The Yampa River is about two weeks ahead of historical summer low-flow time, but officials say the fish population is not being stressed too badly by the early conditions.
Experts say the snow melt started early, which caused peak river flows to be about two weeks early.
Now, data show the Yampa River's low flow has arrived about two weeks early, too.
The river appeared to reach its lowest flow July 9, dropping down to a water flow reading through Steamboat Springs of 115 cubic feet per second, according to the U.S Geological Survey.
Midsummer the flow usually averages 117 CFS, according to 91 years of historical USGS data of the Yampa River through Steamboat.
The river is back on the rise, however, running around 170 CFS on Saturday.
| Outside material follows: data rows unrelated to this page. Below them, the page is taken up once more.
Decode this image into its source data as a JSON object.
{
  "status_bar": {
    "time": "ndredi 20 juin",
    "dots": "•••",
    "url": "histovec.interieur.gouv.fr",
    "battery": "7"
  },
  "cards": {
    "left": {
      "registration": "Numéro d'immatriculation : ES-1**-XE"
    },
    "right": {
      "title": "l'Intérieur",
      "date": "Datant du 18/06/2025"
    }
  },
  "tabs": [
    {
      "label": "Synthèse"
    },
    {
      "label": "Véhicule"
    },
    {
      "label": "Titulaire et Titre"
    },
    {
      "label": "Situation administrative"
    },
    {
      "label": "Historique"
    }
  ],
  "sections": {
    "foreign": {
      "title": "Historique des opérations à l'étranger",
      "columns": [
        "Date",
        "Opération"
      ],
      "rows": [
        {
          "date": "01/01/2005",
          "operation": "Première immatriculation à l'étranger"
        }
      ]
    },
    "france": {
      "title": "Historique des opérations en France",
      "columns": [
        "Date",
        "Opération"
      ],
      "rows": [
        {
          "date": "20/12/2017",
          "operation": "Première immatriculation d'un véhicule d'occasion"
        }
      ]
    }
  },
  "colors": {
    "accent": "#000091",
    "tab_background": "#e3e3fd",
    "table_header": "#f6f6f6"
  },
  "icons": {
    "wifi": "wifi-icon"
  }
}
The 91-year mean for that date is 255 CFS.
Colorado Division of Wildlife biologist Kevin Rogers said the danger of low water is that it affects fish habitat.
"The water can warm up faster," he said.
Native trout to the Yampa River are considered cold-water fish, thriving in water that is between 50 and 60 degrees. When the river flow goes down, water can rise above 70 degrees, which puts stress on the fish, Rogers said.
Rogers measured the temperature of the river at 61 degrees on Friday.
"So we are still in pretty good shape," he said.
Angler Jeff Ruff, from the Steamboat Fishing Co., said the biggest evidence of the river getting warmer is in the fish's eating habits. They only feed during cool periods of the day, usually in the morning and the evening which he has been seeing in July on the Yampa River.
Low water also can decrease the amount of oxygen in the water, he said.
A combination between warm water and low oxygen can ultimately mean trout will begin dying in the river.
"We haven't had any reports on fish kills (on the Yampa). We seem to be alright, so far," Rogers said.
However, fish kills due to low water did occur on the Williams Fork River earlier in the summer, he said.(Doug Crowl is a reporter for the Steamboat Springs Pilot/Today.)